You can only imagine the lift that would give. Ballyhale lifted it all the way to Leinster and All-Ireland club glory.
"But I didn’t expect it, it was a dream year the way it all transpired," he adds.
Shefflin plays down his own role in it, but his ability to manage the players he used to play with was hugely impressive. His ability to settle in so quickly was hugely impressive, and that's why many are talking about him in the breath of an inter-county manager.
He won't entertain the 'heir to Brian Cody's throne talk,' though he does see inter-county management as something he may consider when the time is right.
"Ah no look to be honest I’m very happy where I am and I think, I don’t know what way to phrase it, I think it’s a bit silly for me from my perspective to say something like that . I wanted to go in with Ballyhale to see how it goes and see if I enjoy it and the next question will be do you enjoy it and yes I do enjoy it it was a very enjoyable year with a big learning step so for me that’s it.

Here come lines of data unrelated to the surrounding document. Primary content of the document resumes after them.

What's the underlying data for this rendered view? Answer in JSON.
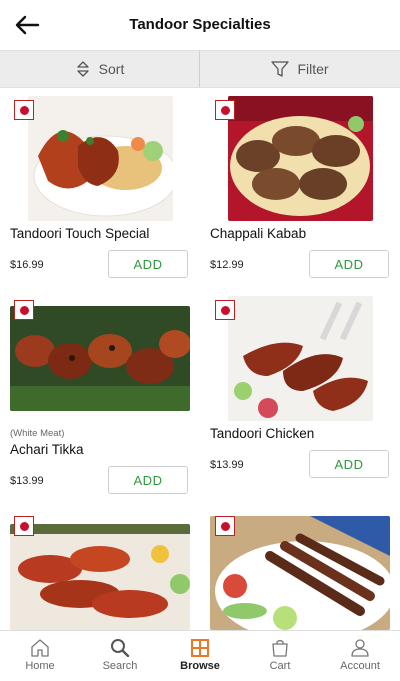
{
  "header": {
    "title": "Tandoor Specialties",
    "back_icon": "arrow-left-icon"
  },
  "toolbar": {
    "sort_label": "Sort",
    "filter_label": "Filter",
    "sort_icon": "sort-icon",
    "filter_icon": "filter-icon"
  },
  "menu_items": [
    {
      "name": "Tandoori Touch Special",
      "note": "",
      "price": "$16.99",
      "add_label": "ADD"
    },
    {
      "name": "Chappali Kabab",
      "note": "",
      "price": "$12.99",
      "add_label": "ADD"
    },
    {
      "name": "Achari Tikka",
      "note": "(White Meat)",
      "price": "$13.99",
      "add_label": "ADD"
    },
    {
      "name": "Tandoori Chicken",
      "note": "",
      "price": "$13.99",
      "add_label": "ADD"
    },
    {
      "name": "",
      "note": "",
      "price": "",
      "add_label": ""
    },
    {
      "name": "",
      "note": "",
      "price": "",
      "add_label": ""
    }
  ],
  "bottom_nav": [
    {
      "label": "Home",
      "icon": "home-icon"
    },
    {
      "label": "Search",
      "icon": "search-icon"
    },
    {
      "label": "Browse",
      "icon": "grid-icon",
      "active": true
    },
    {
      "label": "Cart",
      "icon": "cart-icon"
    },
    {
      "label": "Account",
      "icon": "account-icon"
    }
  ],
  "colors": {
    "accent_green": "#2e9a3e",
    "active_orange": "#e8792b",
    "badge_red": "#c8102e"
  }
}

"I’ve a young family at home. And look that's the greatest manager of all time in Kilkenny hurling, I think it’s a bit disrespectful for people to even mention even for my liking so. People probably know the answer but they like to say it a little bit … and that’s where I stand on it."
"Down the road, inter-county management probably will (interest me). But I’ve an awful lot to learn. It’s a massive step-up. It’s like going from being a club player to an inter-county player, there’s so much…

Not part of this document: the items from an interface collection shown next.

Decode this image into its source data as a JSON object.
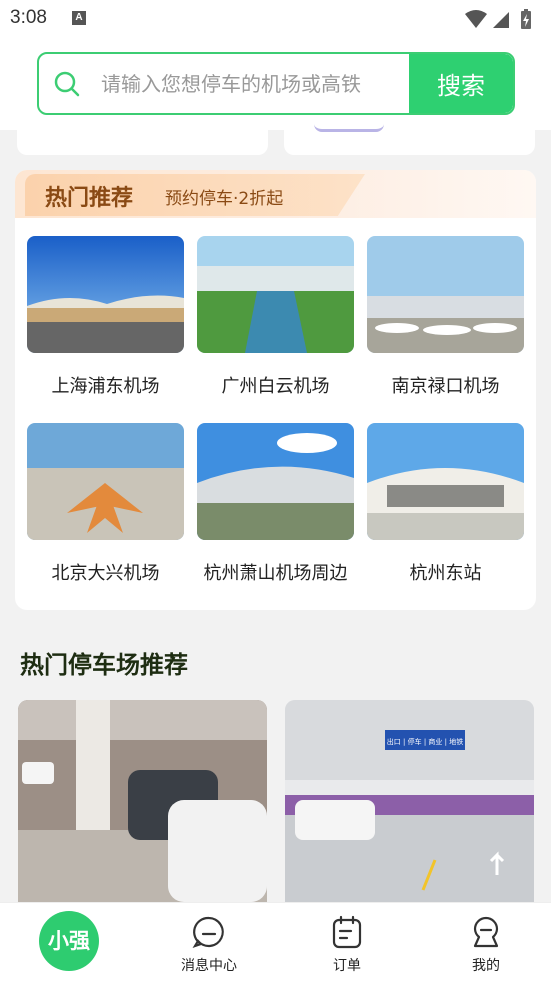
{
  "status": {
    "time": "3:08",
    "notif_icon": "A"
  },
  "search": {
    "placeholder": "请输入您想停车的机场或高铁",
    "button_label": "搜索",
    "accent": "#2ed071"
  },
  "hot": {
    "title": "热门推荐",
    "subtitle": "预约停车·2折起",
    "spots": [
      {
        "label": "上海浦东机场"
      },
      {
        "label": "广州白云机场"
      },
      {
        "label": "南京禄口机场"
      },
      {
        "label": "北京大兴机场"
      },
      {
        "label": "杭州萧山机场周边"
      },
      {
        "label": "杭州东站"
      }
    ]
  },
  "parking": {
    "title": "热门停车场推荐",
    "sign_text": "出口 | 停车 | 商业 | 地铁"
  },
  "tabbar": {
    "home_label": "小强",
    "messages_label": "消息中心",
    "orders_label": "订单",
    "mine_label": "我的"
  }
}
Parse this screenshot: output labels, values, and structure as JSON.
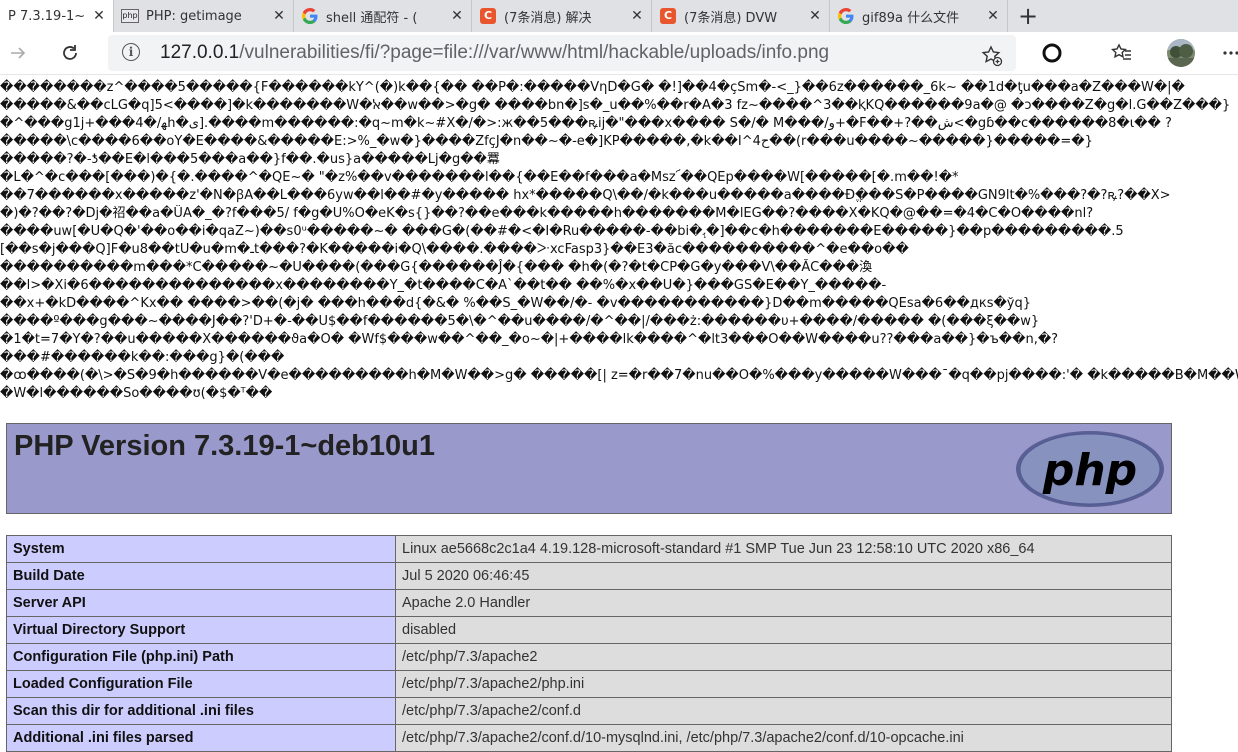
{
  "browser": {
    "tabs": [
      {
        "title": "P 7.3.19-1~d",
        "favicon": "none",
        "active": true
      },
      {
        "title": "PHP: getimage",
        "favicon": "php-icon",
        "active": false
      },
      {
        "title": "shell 通配符 - (",
        "favicon": "google-icon",
        "active": false
      },
      {
        "title": "(7条消息) 解决",
        "favicon": "csdn-icon",
        "active": false
      },
      {
        "title": "(7条消息) DVW",
        "favicon": "csdn-icon",
        "active": false
      },
      {
        "title": "gif89a 什么文件",
        "favicon": "google-icon",
        "active": false
      }
    ],
    "new_tab_label": "+",
    "close_label": "✕",
    "url": {
      "host": "127.0.0.1",
      "path": "/vulnerabilities/fi/?page=file:///var/www/html/hackable/uploads/info.png"
    }
  },
  "garbage_lines": [
    "��������z^����5�����{F������kY^(�)k��{�� ��P�:�����VηD�G� �!]��4�ҫSm�-<_}��6z������_6k~ ��1d�ƫu���a�Z���W�|�",
    "�����&��cLG�q]5<����]�k�������W�ﭏ��w��>�g� ����bn�]s�_u��%��r�A�3 fz~����^3��ⱪKQ������9a�@ �ↄ����Z�g�l.G��Z���}",
    "�^���g1j+���4�/ﻬh�ﯼ].����m������:�q~m�k~#X�/�>:ж��5���ꝶij�\"���x���� S�/� M���/ﻭ+�F��+?��ﺵ<�gɓ��c������8�ɩ�� ?",
    "�����\\c����6��oY�E����&�����E:>%_�w�}����ZfçJ�n��~�-e�]KP�����,�k��I^ﺡ4��(r���u����~�����}�����=�}",
    "�����?�-ƾ��E�l���5���a��}f��.�us}a�����Lj�g��羃",
    "�L�^�c���[���)�{�.����^�QE~� \"�z%��v�������l��{��E��f���a�Msz՜��QEp����W[�����[�.m��!�*",
    "��7������x�����z'�N�ꞵA��L���6yw��l��#�y����� hx*�����Q\\��/�k���u�����a����Ðֱ���S�P����GN9lt�%���?�?ꝶ?��X>",
    "�)�?��?�Dj�祒��a�ÜA�_�?f���5/ f�g�U%O�eK�s{}��?��e���k�����h�������M�lEG��?����X�KQ�@��=�4�C�O����nl?",
    "����uw[�U�Q�'��o��i�qaZ~)��s0ᵘ�����~� ���G�(��#�<�I�Ru�����-��bi�ﮨ�]��c�h�������E�����}��p���������.5",
    "[��s�j���Q]F�u8��tU�u�m�ـt���?�K�����i�Q\\����.����ᑁxcFasp3}��E3�ăc����������^�e��o��",
    "����������m���*C�����~�U����(���G{������Ĵ�{��� �h�(�?�t�CP�G�y���V\\��ĂC���渙",
    "��l>�Xi�6��������������x��������Y_�t����C�A`��t�� ��%�x��U�}���GS�E��Y_�����-",
    "��x+�kD����^Kx�� ����>��(�j� ���h���d{�&� %��S_�W��/�- �v�����������}D��m�����QEsa�6��дкs�ўq}",
    "����º���g���~����J��?'D+�-��U$��f������5�\\�^��u����/�^��|/���ż:������υ+����/����� �(���ξ��w}",
    "�1�t=7�Y�?��u�����X������ϑa�O� �Wf$���w��^��_�o~�|+����lk����^�lt3���O��W����u??���a��}�ъ��n,�?",
    "���#������k��:���g}�(���",
    "�ꝏ����(�\\>�S�9�h������V�e���������h�M�W��>g� �����[| z=�r��7�nu��O�%���y�����W���¯�q��pj����:'� �k�����B�M��W�#�ч;Qc}",
    "�W�l������So����ʊ(�$�ᵀ��"
  ],
  "php": {
    "version_title": "PHP Version 7.3.19-1~deb10u1",
    "logo_text": "php",
    "rows": [
      {
        "key": "System",
        "value": "Linux ae5668c2c1a4 4.19.128-microsoft-standard #1 SMP Tue Jun 23 12:58:10 UTC 2020 x86_64"
      },
      {
        "key": "Build Date",
        "value": "Jul 5 2020 06:46:45"
      },
      {
        "key": "Server API",
        "value": "Apache 2.0 Handler"
      },
      {
        "key": "Virtual Directory Support",
        "value": "disabled"
      },
      {
        "key": "Configuration File (php.ini) Path",
        "value": "/etc/php/7.3/apache2"
      },
      {
        "key": "Loaded Configuration File",
        "value": "/etc/php/7.3/apache2/php.ini"
      },
      {
        "key": "Scan this dir for additional .ini files",
        "value": "/etc/php/7.3/apache2/conf.d"
      },
      {
        "key": "Additional .ini files parsed",
        "value": "/etc/php/7.3/apache2/conf.d/10-mysqlnd.ini, /etc/php/7.3/apache2/conf.d/10-opcache.ini"
      }
    ]
  }
}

"Listening and talking to the lads, the level of detail involved. the commitment levels is just astronomical. That is something you have to take into consideration. Everyone is at different stages in their life cycle. You have to understand where you are..."
But for now, the focus is on the Shamrocks again. A first round loss to rivals Clara brought Ballyhale back down to earth, and though the quick turnaround is something he deems unfair, he's mad for road again.
"I’ve said it to the uachtaráin that I don’t think it’s right, Patrick’s Day, then you’re expecting lads to go with the club again. It’s very, very challenging. For TJ, Colin and these lads, they are well used to it. But I’ve club players who are, “Jeez, we’re after training for 14 months and you’re asking me to go training again and get myself up for a club match?” It’s very difficult.
"For me, it’s learning. We trained three times for that match. Looking back, we should have trained just once, approached it as a once-off game. we talk about enjoyment, the lads weren’t enjoying training. Weren’t looking forward to it. That’s a well spoken topic about the calendar. It is very difficult to manage."
But you get the feeling Shefflin will overcome it no bother. Same as it ever was.